Guess what? I really liked it (OK, to be honest, I really liked three of the four songs).

Drew sings really well, plays the acoustic guitar nicely and was accompanied by as many as six people (that’s a lot for Rockwood 1) on two of the songs. The upbeat numbers are infectious. I purposely stood for all four songs and found my foot tapping and body swaying during those songs.

Since we came late, I didn’t hear the introductions to his band. They were good. The only one we’ve seen before was the drummer, who I recognized instantly.

Chris Benelli played the drums. The only other time we’ve seen him was in March 2010 when he accompanied Bryan Dunn. This makes for two separate small-world stories.

First, that same night was the first time we ever saw Doug Yowell play the drums, in the set following Bryan’s, accompanying Vienna Teng. That Chris is the drummer for Doug’s brother, Drew Yowell, feel’s small world-ish to me.

Second, on Friday night I wrote about a bass player, Jim McNamara, who also plays with Bryan Dunn, a name I hadn’t written about since we saw him the night we saw Chris Benelli. All good memories, brought back in focus by Drew Yowell.
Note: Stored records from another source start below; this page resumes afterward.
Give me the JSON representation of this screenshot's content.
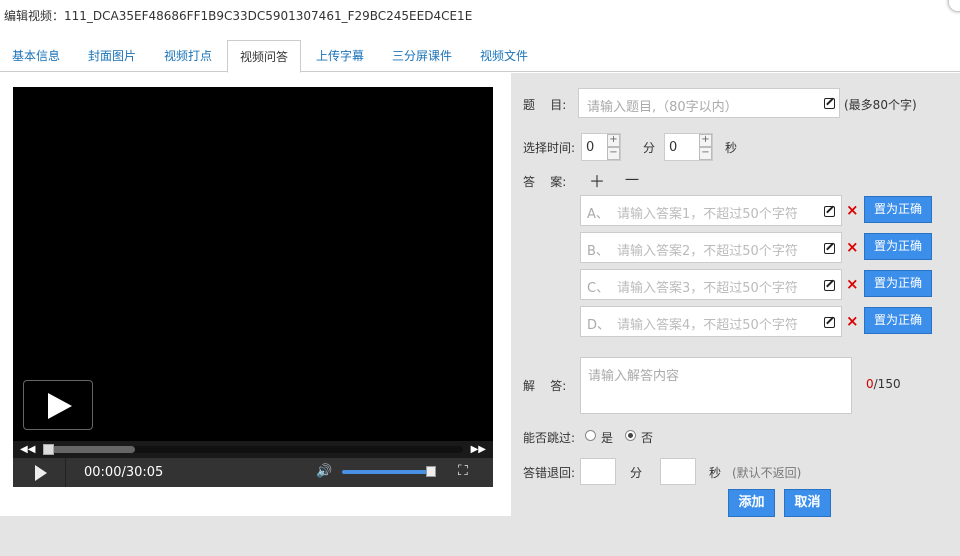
{
  "window": {
    "title": "编辑视频：111_DCA35EF48686FF1B9C33DC5901307461_F29BC245EED4CE1E"
  },
  "tabs": [
    {
      "label": "基本信息"
    },
    {
      "label": "封面图片"
    },
    {
      "label": "视频打点"
    },
    {
      "label": "视频问答"
    },
    {
      "label": "上传字幕"
    },
    {
      "label": "三分屏课件"
    },
    {
      "label": "视频文件"
    }
  ],
  "active_tab": "视频问答",
  "player": {
    "time": "00:00/30:05",
    "progress_fraction": 0.0,
    "buffered_fraction": 0.22,
    "volume_fraction": 1.0
  },
  "form": {
    "question_label": "题    目:",
    "question_placeholder": "请输入题目,（80字以内）",
    "question_hint": "(最多80个字)",
    "time_label": "选择时间:",
    "minutes_value": "0",
    "minutes_unit": "分",
    "seconds_value": "0",
    "seconds_unit": "秒",
    "spin_plus": "+",
    "spin_minus": "−",
    "answers_label": "答    案:",
    "add_symbol": "＋",
    "remove_symbol": "一",
    "answers": [
      {
        "letter": "A、",
        "placeholder": "请输入答案1，不超过50个字符"
      },
      {
        "letter": "B、",
        "placeholder": "请输入答案2，不超过50个字符"
      },
      {
        "letter": "C、",
        "placeholder": "请输入答案3，不超过50个字符"
      },
      {
        "letter": "D、",
        "placeholder": "请输入答案4，不超过50个字符"
      }
    ],
    "set_correct_label": "置为正确",
    "delete_symbol": "×",
    "explanation_label": "解    答:",
    "explanation_placeholder": "请输入解答内容",
    "explanation_count": "0",
    "explanation_max": "/150",
    "skip_label": "能否跳过:",
    "skip_yes": "是",
    "skip_no": "否",
    "rewind_label": "答错退回:",
    "rewind_min_unit": "分",
    "rewind_sec_unit": "秒",
    "rewind_hint": "(默认不返回)",
    "add_button": "添加",
    "cancel_button": "取消"
  },
  "colors": {
    "accent": "#3b8eea",
    "tab_link": "#1a73b8",
    "count_red": "#d00000"
  }
}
Cool.

Even though we didn’t get home until midnight, in a monsoon-level rain, it was more than worth it. We had a great night out.